Percy’s father and grandfather both ended their lives in suicide. The writer who is, arguably, best considered to be Percy’s literary heir, John Kennedy Toole, was dead by his own hand before Percy ever read the manuscript of his then-unpublished genius comedy, Confederacy of Dunces.
Percy’s writings are filled with a sense of melancholy, a melancholy that critics often tie together with his so-called “existentialist” themes.
But, twenty years ago, Percy went to be with his Lord, as a Christian bearing the ravages of sickness—not as a suicide statistic. Why?
Others have sought to argue that the difference for Walker Percy was medical or sociological or even historical (he didn’t bear as directly the regional loss of honor that came with the South’s defeat in the Civil War or the global loss of innocence that came with World War I). These probably all—in God’s providence—played a role, but more significant, I think, is Percy’s Christian appropriation of the interplay between life and death, hope and despair.
“Death makes honest men of all of us,” says a character in one of Percy’s novels. “It makes people happy to tell the truth after a lifetime of lying.”
Perhaps it was Percy’s lifetime exposure to death—as a childhood victim of suicide and as a doctor trained to serve bodies in progressive bondage to decay—that enabled the writer to speak honestly about the cultural and spiritual suicide all around us.
Much of what we see around us today Walker Percy already wrote about, because he saw them coming from his little room in Covington, Louisiana, long before they arrived. Current debates over embryonic stem cell research, human cloning, and the attempt to bio-chemically alter human nature through medicines designed to numb sadness and to deaden guilt, they’re all there in Percy’s fiction.
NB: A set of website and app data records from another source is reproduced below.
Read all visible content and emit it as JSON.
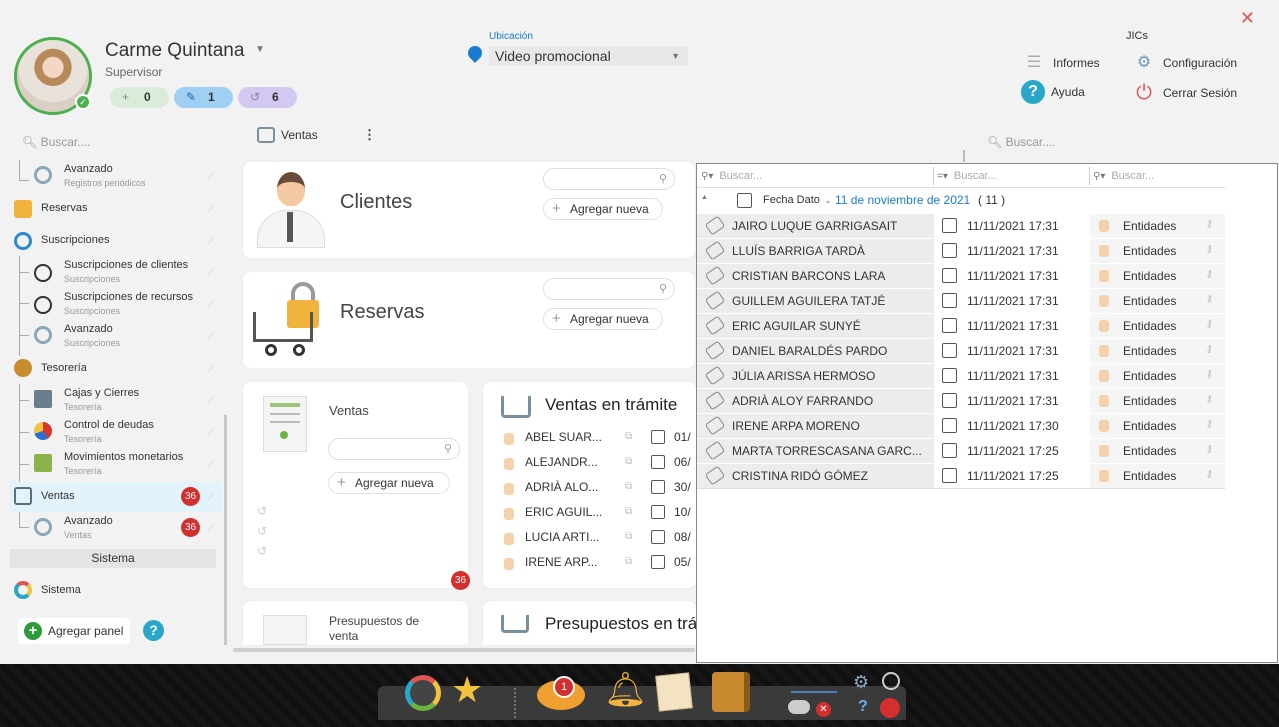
{
  "window": {
    "close_glyph": "✕"
  },
  "user": {
    "name": "Carme Quintana",
    "role": "Supervisor",
    "counters": [
      {
        "icon": "plus-icon",
        "value": "0",
        "color": "#d8ecd9"
      },
      {
        "icon": "pencil-icon",
        "value": "1",
        "color": "#9fcff2"
      },
      {
        "icon": "history-icon",
        "value": "6",
        "color": "#d2c8f2"
      }
    ]
  },
  "location": {
    "label": "Ubicación",
    "value": "Video promocional"
  },
  "header": {
    "jics_label": "JICs",
    "buttons": [
      {
        "id": "informes",
        "label": "Informes",
        "icon": "report-icon"
      },
      {
        "id": "configuracion",
        "label": "Configuración",
        "icon": "gear-icon"
      },
      {
        "id": "ayuda",
        "label": "Ayuda",
        "icon": "help-icon"
      },
      {
        "id": "cerrar",
        "label": "Cerrar Sesión",
        "icon": "power-icon"
      }
    ]
  },
  "sidebar": {
    "search_placeholder": "Buscar....",
    "items": [
      {
        "label": "Avanzado",
        "sub": "Registros periódicos",
        "icon": "gear-icon",
        "child": true
      },
      {
        "label": "Reservas",
        "sub": "",
        "icon": "cart-lock-icon",
        "child": false
      },
      {
        "label": "Suscripciones",
        "sub": "",
        "icon": "subscription-icon",
        "child": false
      },
      {
        "label": "Suscripciones de clientes",
        "sub": "Suscripciones",
        "icon": "client-subscription-icon",
        "child": true
      },
      {
        "label": "Suscripciones de recursos",
        "sub": "Suscripciones",
        "icon": "resource-subscription-icon",
        "child": true
      },
      {
        "label": "Avanzado",
        "sub": "Suscripciones",
        "icon": "gear-icon",
        "child": true
      },
      {
        "label": "Tesorería",
        "sub": "",
        "icon": "money-bag-icon",
        "child": false
      },
      {
        "label": "Cajas y Cierres",
        "sub": "Tesorería",
        "icon": "cash-register-icon",
        "child": true
      },
      {
        "label": "Control de deudas",
        "sub": "Tesorería",
        "icon": "pie-chart-icon",
        "child": true
      },
      {
        "label": "Movimientos monetarios",
        "sub": "Tesorería",
        "icon": "money-movement-icon",
        "child": true
      },
      {
        "label": "Ventas",
        "sub": "",
        "icon": "cart-icon",
        "child": false,
        "badge": "36"
      },
      {
        "label": "Avanzado",
        "sub": "Ventas",
        "icon": "gear-icon",
        "child": true,
        "badge": "36"
      }
    ],
    "section_header": "Sistema",
    "sistema_item": "Sistema",
    "add_panel": "Agregar panel",
    "help_glyph": "?"
  },
  "main": {
    "tab_label": "Ventas",
    "kebab": "⋮",
    "cards": {
      "clientes": {
        "title": "Clientes",
        "add_label": "Agregar nueva"
      },
      "reservas": {
        "title": "Reservas",
        "add_label": "Agregar nueva"
      },
      "ventas": {
        "title": "Ventas",
        "add_label": "Agregar nueva",
        "badge": "36"
      },
      "ventas_tramite": {
        "title": "Ventas en trámite",
        "rows": [
          {
            "name": "ABEL SUAR...",
            "date": "01/"
          },
          {
            "name": "ALEJANDR...",
            "date": "06/"
          },
          {
            "name": "ADRIÀ ALO...",
            "date": "30/"
          },
          {
            "name": "ERIC AGUIL...",
            "date": "10/"
          },
          {
            "name": "LUCIA ARTI...",
            "date": "08/"
          },
          {
            "name": "IRENE ARP...",
            "date": "05/"
          }
        ]
      },
      "presupuestos": {
        "title": "Presupuestos de venta"
      },
      "presupuestos_tramite": {
        "title": "Presupuestos en trá"
      }
    },
    "right_search_placeholder": "Buscar...."
  },
  "grid": {
    "filter_placeholders": [
      "Buscar...",
      "Buscar...",
      "Buscar..."
    ],
    "group": {
      "field": "Fecha Dato",
      "dash": "-",
      "date": "11 de noviembre de 2021",
      "count": "( 11 )"
    },
    "rows": [
      {
        "name": "JAIRO LUQUE GARRIGASAIT",
        "date": "11/11/2021 17:31",
        "entity": "Entidades"
      },
      {
        "name": "LLUÍS BARRIGA TARDÀ",
        "date": "11/11/2021 17:31",
        "entity": "Entidades"
      },
      {
        "name": "CRISTIAN BARCONS LARA",
        "date": "11/11/2021 17:31",
        "entity": "Entidades"
      },
      {
        "name": "GUILLEM AGUILERA TATJÉ",
        "date": "11/11/2021 17:31",
        "entity": "Entidades"
      },
      {
        "name": "ERIC AGUILAR SUNYÉ",
        "date": "11/11/2021 17:31",
        "entity": "Entidades"
      },
      {
        "name": "DANIEL BARALDÉS PARDO",
        "date": "11/11/2021 17:31",
        "entity": "Entidades"
      },
      {
        "name": "JÚLIA ARISSA HERMOSO",
        "date": "11/11/2021 17:31",
        "entity": "Entidades"
      },
      {
        "name": "ADRIÀ ALOY FARRANDO",
        "date": "11/11/2021 17:31",
        "entity": "Entidades"
      },
      {
        "name": "IRENE ARPA MORENO",
        "date": "11/11/2021 17:30",
        "entity": "Entidades"
      },
      {
        "name": "MARTA TORRESCASANA GARC...",
        "date": "11/11/2021 17:25",
        "entity": "Entidades"
      },
      {
        "name": "CRISTINA RIDÓ GÓMEZ",
        "date": "11/11/2021 17:25",
        "entity": "Entidades"
      }
    ]
  },
  "taskbar": {
    "icons": [
      "settings-ring-icon",
      "star-icon",
      "chat-icon",
      "bell-icon",
      "note-icon",
      "wallet-icon",
      "status-icon",
      "gear-icon",
      "clock-icon",
      "cloud-icon",
      "error-icon",
      "help-icon",
      "pin-icon"
    ],
    "chat_badge": "1",
    "help_glyph": "?"
  }
}
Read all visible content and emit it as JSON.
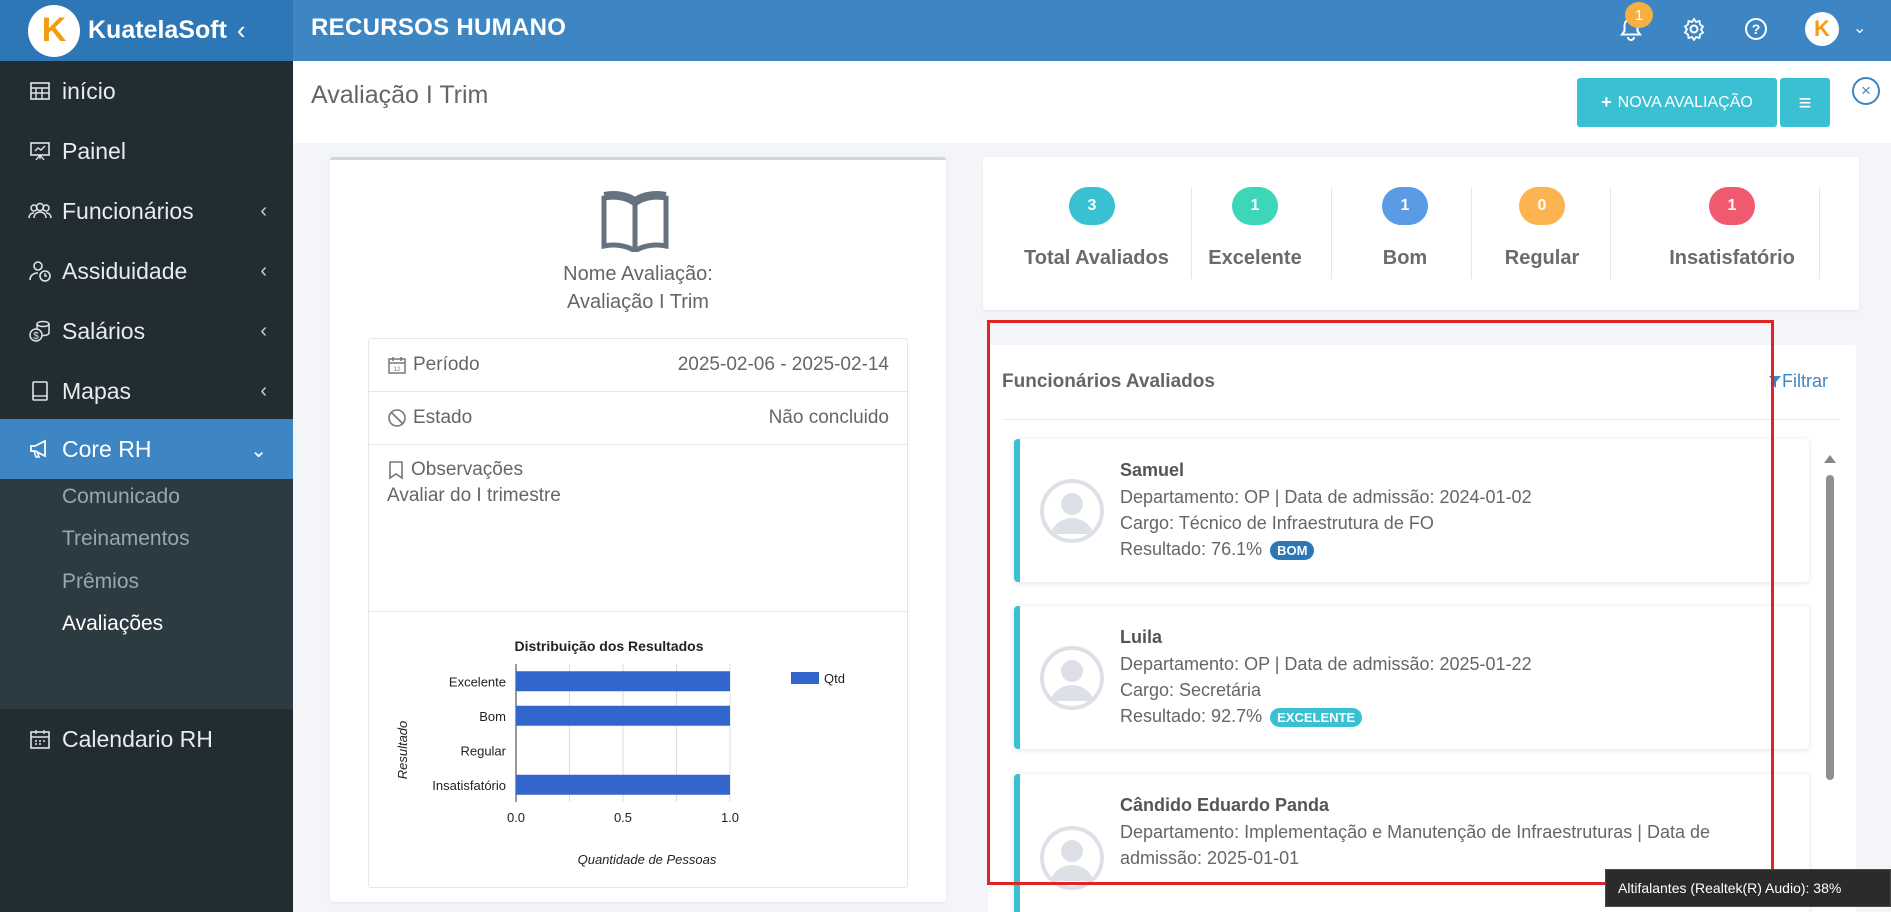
{
  "brand": {
    "logo_letter": "K",
    "name": "KuatelaSoft",
    "collapse_icon": "chevron-left-icon"
  },
  "app": {
    "title": "RECURSOS HUMANO"
  },
  "topbar": {
    "notifications_count": "1",
    "user_initial": "K"
  },
  "sidebar": {
    "items": [
      {
        "label": "início",
        "icon": "dashboard-grid-icon"
      },
      {
        "label": "Painel",
        "icon": "presentation-icon"
      },
      {
        "label": "Funcionários",
        "icon": "users-icon"
      },
      {
        "label": "Assiduidade",
        "icon": "user-clock-icon"
      },
      {
        "label": "Salários",
        "icon": "coins-icon"
      },
      {
        "label": "Mapas",
        "icon": "book-icon"
      },
      {
        "label": "Core RH",
        "icon": "megaphone-icon"
      },
      {
        "label": "Calendario RH",
        "icon": "calendar-icon"
      }
    ],
    "sub_items": [
      "Comunicado",
      "Treinamentos",
      "Prêmios",
      "Avaliações"
    ]
  },
  "page": {
    "title": "Avaliação I Trim",
    "new_button": "NOVA AVALIAÇÃO"
  },
  "evaluation": {
    "name_label": "Nome Avaliação:",
    "name_value": "Avaliação I Trim",
    "period_label": "Período",
    "period_value": "2025-02-06 - 2025-02-14",
    "state_label": "Estado",
    "state_value": "Não concluido",
    "obs_label": "Observações",
    "obs_text": "Avaliar do I trimestre"
  },
  "chart_data": {
    "type": "bar",
    "orientation": "horizontal",
    "title": "Distribuição dos Resultados",
    "categories": [
      "Excelente",
      "Bom",
      "Regular",
      "Insatisfatório"
    ],
    "series": [
      {
        "name": "Qtd",
        "values": [
          1,
          1,
          0,
          1
        ],
        "color": "#3366cc"
      }
    ],
    "xlabel": "Quantidade de Pessoas",
    "ylabel": "Resultado",
    "xlim": [
      0,
      1
    ],
    "x_ticks": [
      "0.0",
      "0.5",
      "1.0"
    ],
    "legend": "top-right",
    "grid": true
  },
  "stats": [
    {
      "value": "3",
      "label": "Total Avaliados",
      "color": "#39c1d3"
    },
    {
      "value": "1",
      "label": "Excelente",
      "color": "#3dd6b8"
    },
    {
      "value": "1",
      "label": "Bom",
      "color": "#5b9be6"
    },
    {
      "value": "0",
      "label": "Regular",
      "color": "#fbb450"
    },
    {
      "value": "1",
      "label": "Insatisfatório",
      "color": "#f05a6e"
    }
  ],
  "employees_panel": {
    "title": "Funcionários Avaliados",
    "filter_label": "Filtrar"
  },
  "employees": [
    {
      "name": "Samuel",
      "department_line": "Departamento: OP | Data de admissão: 2024-01-02",
      "role_line": "Cargo: Técnico de Infraestrutura de FO",
      "result_line": "Resultado: 76.1%",
      "badge": "BOM",
      "badge_color": "#2e77b6"
    },
    {
      "name": "Luila",
      "department_line": "Departamento: OP | Data de admissão: 2025-01-22",
      "role_line": "Cargo: Secretária",
      "result_line": "Resultado: 92.7%",
      "badge": "EXCELENTE",
      "badge_color": "#39c1d3"
    },
    {
      "name": "Cândido Eduardo Panda",
      "department_line": "Departamento: Implementação e Manutenção de Infraestruturas | Data de",
      "department_line2": "admissão: 2025-01-01"
    }
  ],
  "tooltip": {
    "text": "Altifalantes (Realtek(R) Audio): 38%"
  }
}
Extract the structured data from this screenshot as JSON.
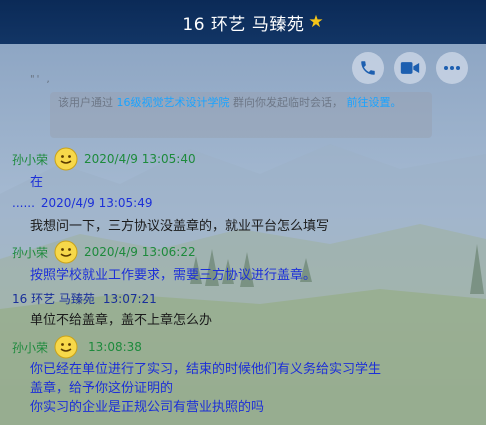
{
  "header": {
    "title": "16  环艺  马臻苑",
    "star_icon": "star-icon"
  },
  "toolbar": {
    "icons": [
      "phone-icon",
      "video-icon",
      "more-icon"
    ]
  },
  "notice": {
    "cut_top": "\"' ,",
    "prefix": "该用户通过",
    "group_link": "16级视觉艺术设计学院",
    "middle": "群向你发起临时会话，",
    "action_link": "前往设置。"
  },
  "messages": [
    {
      "sender": "孙小荣",
      "time": "2020/4/9 13:05:40",
      "text": "在"
    },
    {
      "sender": "......",
      "time": "2020/4/9 13:05:49",
      "text": "我想问一下，三方协议没盖章的，就业平台怎么填写"
    },
    {
      "sender": "孙小荣",
      "time": "2020/4/9 13:06:22",
      "text": "按照学校就业工作要求，需要三方协议进行盖章。"
    },
    {
      "sender": "16  环艺  马臻苑",
      "time": "13:07:21",
      "text": "单位不给盖章，盖不上章怎么办"
    },
    {
      "sender": "孙小荣",
      "time": "13:08:38",
      "lines": [
        "你已经在单位进行了实习，结束的时候他们有义务给实习学生",
        "盖章，给予你这份证明的",
        "你实习的企业是正规公司有营业执照的吗"
      ]
    }
  ],
  "colors": {
    "title_bg": "#0b2a57",
    "green": "#1d8a3c",
    "blue": "#1c2fd8",
    "link": "#1aa3ff"
  }
}
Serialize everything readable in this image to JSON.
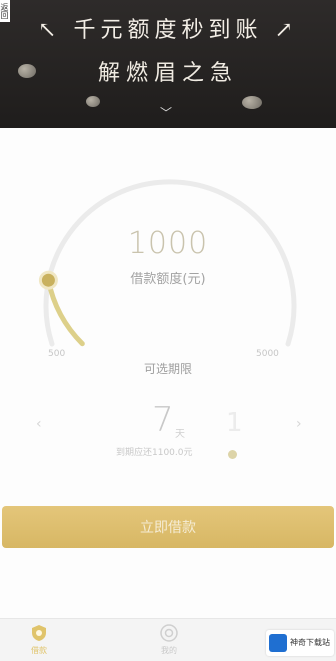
{
  "banner": {
    "side_label": "返回",
    "headline": "千元额度秒到账",
    "subline": "解燃眉之急"
  },
  "loan": {
    "amount": "1000",
    "amount_label": "借款额度(元)",
    "range_min": "500",
    "range_max": "5000",
    "term_title": "可选期限",
    "term_value": "7",
    "term_unit": "天",
    "term_next_value": "1",
    "repay_info": "到期应还1100.0元",
    "apply_label": "立即借款",
    "slider_level": 0.125
  },
  "tabbar": {
    "home_label": "借款",
    "mine_label": "我的"
  },
  "watermark": {
    "text": "神奇下载站"
  },
  "colors": {
    "accent": "#e0c46b",
    "banner_bg": "#23201f"
  }
}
Thanatos Syndrome-like scientists are still feverishly at work in the search for a chemically-accessible Eden. Environmental degradation, political polarization, it’s all there in Percy.
And yet, Percy’s apocalyptic writing, whether fiction or non-fiction, sounds so much different than the faux-apocalypticism of so much contemporary Christian “culture war” rhetoric. It’s direct, yes, about human sin and human guilt. He wasn’t writing to raise money from those who would love to have a “your future is bright” imprimatur for the way things are.
But there’s a hopefulness there. Part of that is because Percy was writing for the human conscience, not to raise direct-mail money from the outraged.
But, more than that, I think Percy’s distinctiveness is partly because he always saw himself as a statistic that didn’t happen. Percy didn’t regard himself, like the praying Pharisee in Jesus’ story, as “above” the temptations he saw destroying his neighbors, and even his most loved ones. Percy walked, and wrote, as one who had received grace.
Perhaps it is appropriate for those who loved his life and work to thank God for giving us such a quirky prophet. Perhaps this month, twenty years after his death, would be a good time for those of us who have been shaped by Percy’s writings to give a copy of one of his books to a younger Christian. By my lights, The Moviegoer is the best of Percy’s fiction, and Signposts in a Strange Land is the best collection of his essays. The collection of letters between Percy and his best friend, the unbelieving but brilliant historian Shelby Foote, is also a good place to start to understand Percy the man.
Read some Percy. Then thank God for the good doctor’s reminder to us that even when there is a wasteland everywhere around us, there is love in the ruins still.